As far as the outline, that so far has proved useful every time. When most people are using constructed outlines, mine is more a stream of consciousness summary of the story broken down into scenes. In some ways, it takes the place of the raw rough draft, and the result of following this step is a much more coherent first draft than I used to get. But I’ve started writing before finishing the outline, I’ve written the outline while writing, and I’ve caught up to and overcome the unfinished outline without pausing to take a breath. My preference is to have a finished outline and yet I’m capable of completing a draft with an outline at many stages.
What can be learned from this?
Ultimately, it serves you well to gather techniques that resonate with you. Sometimes one will work, sometimes another, but the most important part is to stay flexible and open. Whether you change over time, a specific project demands a different approach, or you rediscover something you’ve forgotten, the one consistent aspect is change. Holding yourself rigid as to process as soon as you find one that works for you may lead to blocking the very creativity your process was supposed to encourage.

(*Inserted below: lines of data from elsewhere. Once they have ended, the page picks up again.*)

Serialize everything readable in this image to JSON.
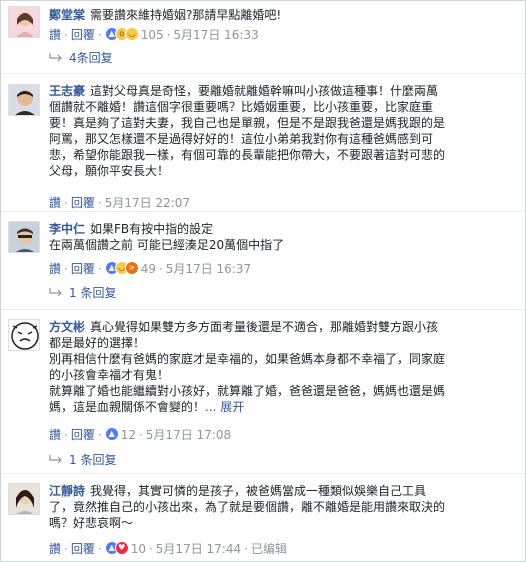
{
  "actions": {
    "like": "讚",
    "reply": "回覆"
  },
  "comments": [
    {
      "name": "鄭堂棠",
      "lines": [
        "需要讚來維持婚姻?那請早點離婚吧!"
      ],
      "reactions": [
        "like",
        "wow",
        "haha"
      ],
      "count": "105",
      "time": "5月17日 16:33",
      "replies": "4条回复",
      "edited": ""
    },
    {
      "name": "王志豪",
      "lines": [
        "這對父母真是奇怪，要離婚就離婚幹嘛叫小孩做這種事！什麼兩萬",
        "個讚就不離婚！讚這個字很重要嗎？比婚姻重要，比小孩重要，比家庭重",
        "要！真是夠了這對夫妻，我自己也是單親，但是不是跟我爸還是媽我跟的是",
        "阿罵，那又怎樣還不是過得好好的！這位小弟弟我對你有這種爸媽感到可",
        "悲，希望你能跟我一樣，有個可靠的長輩能把你帶大，不要跟著這對可悲的",
        "父母，願你平安長大！"
      ],
      "time": "5月17日 22:07"
    },
    {
      "name": "李中仁",
      "lines": [
        "如果FB有按中指的設定",
        "在兩萬個讚之前 可能已經湊足20萬個中指了"
      ],
      "reactions": [
        "like",
        "haha",
        "angry"
      ],
      "count": "49",
      "time": "5月17日 16:37",
      "replies": "1 条回复"
    },
    {
      "name": "方文彬",
      "lines": [
        "真心覺得如果雙方多方面考量後還是不適合，那離婚對雙方跟小孩",
        "都是最好的選擇！",
        "別再相信什麼有爸媽的家庭才是幸福的，如果爸媽本身都不幸福了，同家庭",
        "的小孩會幸福才有鬼！",
        "就算離了婚也能繼續對小孩好，就算離了婚，爸爸還是爸爸，媽媽也還是媽",
        "媽，這是血親關係不會變的！"
      ],
      "more": "... 展开",
      "reactions": [
        "like"
      ],
      "count": "12",
      "time": "5月17日 17:08",
      "replies": "1 条回复"
    },
    {
      "name": "江靜詩",
      "lines": [
        "我覺得，其實可憐的是孩子，被爸媽當成一種類似娛樂自己工具",
        "了，竟然推自己的小孩出來，為了就是要個讚，離不離婚是能用讚來取決的",
        "嗎？好悲哀啊～"
      ],
      "reactions": [
        "like",
        "love"
      ],
      "count": "10",
      "time": "5月17日 17:44",
      "edited": "已编辑"
    }
  ],
  "colors": {
    "link": "#365899",
    "meta": "#90949c",
    "text": "#1d2129"
  },
  "icons": {
    "reply_arrow": "reply-arrow-icon",
    "like": "like-reaction-icon",
    "wow": "wow-reaction-icon",
    "haha": "haha-reaction-icon",
    "angry": "angry-reaction-icon",
    "love": "love-reaction-icon"
  }
}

This does not mean try to reinvent your process with each project. If something is working for you, absolutely use it. The need to flex comes when the existing techniques are fighting the project you want to undertake. Don’t give up on the project. Don’t give up on writing. Flex and explore until you figure out the way this project wants to be brought into being.
What’s the worst that can happen?
You could learn there are two or more ways you like to write, giving you options that otherwise you wouldn’t have in your toolbox when you run into a balky project.
Today’s post was inspired by the topic “Preparation is everything (whether you pants or plot, how do you get from idea to writing?)” — June’s topic in Forward Motion’s Merry-Go-Round Blog Tour. Links to additional posts in the series will be added below: